No, you didn’t misread the title. It didn’t slip by the editing team as a glaring mistake. For opportunity-solving is both a process and an art that dramatically increases the likelihood of success in selling to and serving major accounts.
Let’s begin by thinking about brainstorming, the well-known creative problem-solving technique that takes many different forms. Its genesis is credited to a US advertising executive, Alex Osborn, whose books, Applied Imagination and Think Up, detailed the teaming approach he used to win business with clients like Goodrich, General Electric, Chrysler and DuPont. He figured out that in maneuvering through the swamp of problems in winning and growing enterprise accounts, having a creative process would be a significant competitive advantage. As he often said about collaboration in problem-solving, “It’s easier to tone down a wild idea than to think up a new one!”. How can you not love that thinking?
Of course, in today’s collaborative world, the team selling that’s so fundamental in working with major accounts, sets the stage for group problem-solving. That’s fortunate, because enterprise clients have a right to expect that you address their issues quickly. And since major accounts typically account for 80% of a selling organization’s business, they’ve earned that right.
But solving problems is just one of the challenges in selling to and serving major accounts. For they are vast ecosystems of opportunity – fertile fields of moist, rich soil. With a successful track record of delivery and, yes, responsive problem-solving, you earn the right to plant the seeds of growth in that soil. Enterprise accounts are marketplaces in and of themselves and most selling teams build and follow expansion strategies. Not all focus on account growth, though, as some do a disservice to the time and effort expended to win the business in the first place. And the disservice applies to the entire selling organization and its stakeholders, who depend on the growth of revenue and profits. And what of the sales team members whose compensation is directly connected to growth? The impact on them is very personal. But the biggest loser if you don’t make every effort to grow a major account? It’s the account itself. For remember, they chose you among other quality alternatives, investing in you as their partner. And now they depend on you to provide increasing value by going deep and wide in their ecosystem with your portfolio of offerings. They didn’t choose you as a one-off. That’s the credo, the enterprise selling mindset – business expansion through value growth. If you play in this space, it must be your mindset as well. In fact, it’s your duty.
Sure, there are obstacles. There’s the dreaded hand-off, sometimes executed well through seamless, teamwork after the win. But some organizations follow the “detach with an ax” strategy, with sales departing to slay the next dragon while service focuses solely on deliverables. No value growth. No business growth. Darwin always gets the last word. It’s Natural Selection. Organisms better adapted to their environments survive and produce offspring. Those not adapted, in the world of major accounts, are simply replaced by the competition. Often very quickly.
Earlier, I mentioned duty. How can brainstorming help you fulfill it to your most important accounts? By facilitating that creative focus not only on problems but on opportunities. All the typical brainstorming guidelines apply – session structure, rapid development, invested parties, supportive environments, etc. But in addition to brainstorming problems like “How to recover from the failed integration project”, effective teams attack opportunities like “How to grow our business outside the development project”.

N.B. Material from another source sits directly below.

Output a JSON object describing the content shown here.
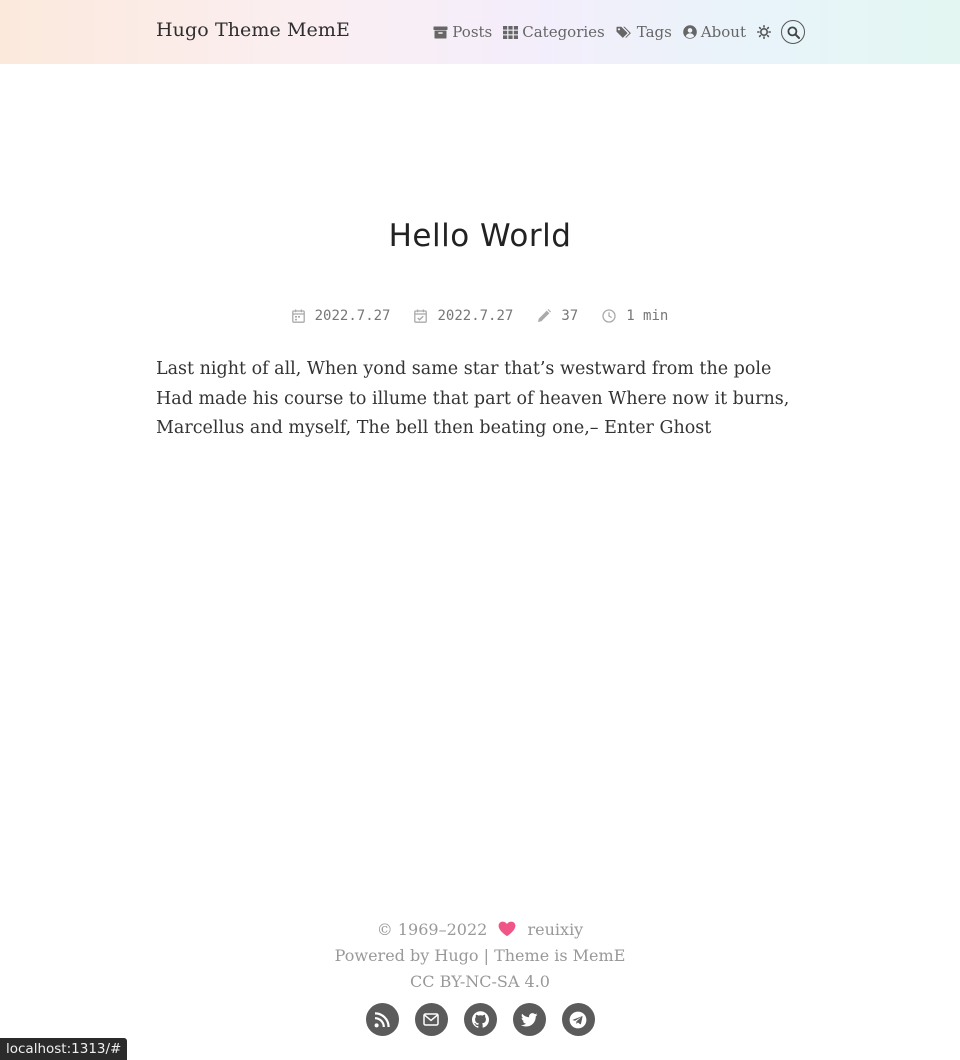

It’s the improvement mindset – not a problem that needs fixing, but a situation with the potential to be made better, more positive, more productive. Think of “Good to Great” for situations.
In Sandler Enterprise Selling, we believe strongly in Team Storm – our practical and powerful brainstorming process. Imagine assembling a group of team members in a structured session focused on a specific topic. And think about concluding, an hour later, with 4-5 concrete actions including due dates and individual accountabilities to drive improvement. Sound like a productive hour? And we strongly advocate involving delivery team members in Team Storm sessions. They’re typically overlooked when it comes to account growth although they’re often the most informed about account happenings. I can attest that with the organizations that are the very best at “land and expand” strategies, it’s difficult to distinguish between sales team and delivery team members. Why? Because lines aren’t drawn between the two. No stovepipes. It’s about believing and executing as one team – the “account team”.
What if there’s not a specific opportunity or topic to attack in brainstorming? In and of itself, such a scenario creates amazingly fertile ground for a Team Storm session based on an open theme like “How to identify new growth areas in ABC account”. Events built on such opportunistic themes, welcoming those “wild ideas” Osborn referred to, in my experience, are often the most productive sessions of all.
So, brainstorm your problems and build creative solutions as quickly as you can. But to promote sustainable account growth, accelerate opportunity-solving as well. Your organization and your teammates will all benefit. But the real winners will be your clients, who have likely been waiting on you to proactively deliver added value for a long time. They might even decide to keep you around for the long-term.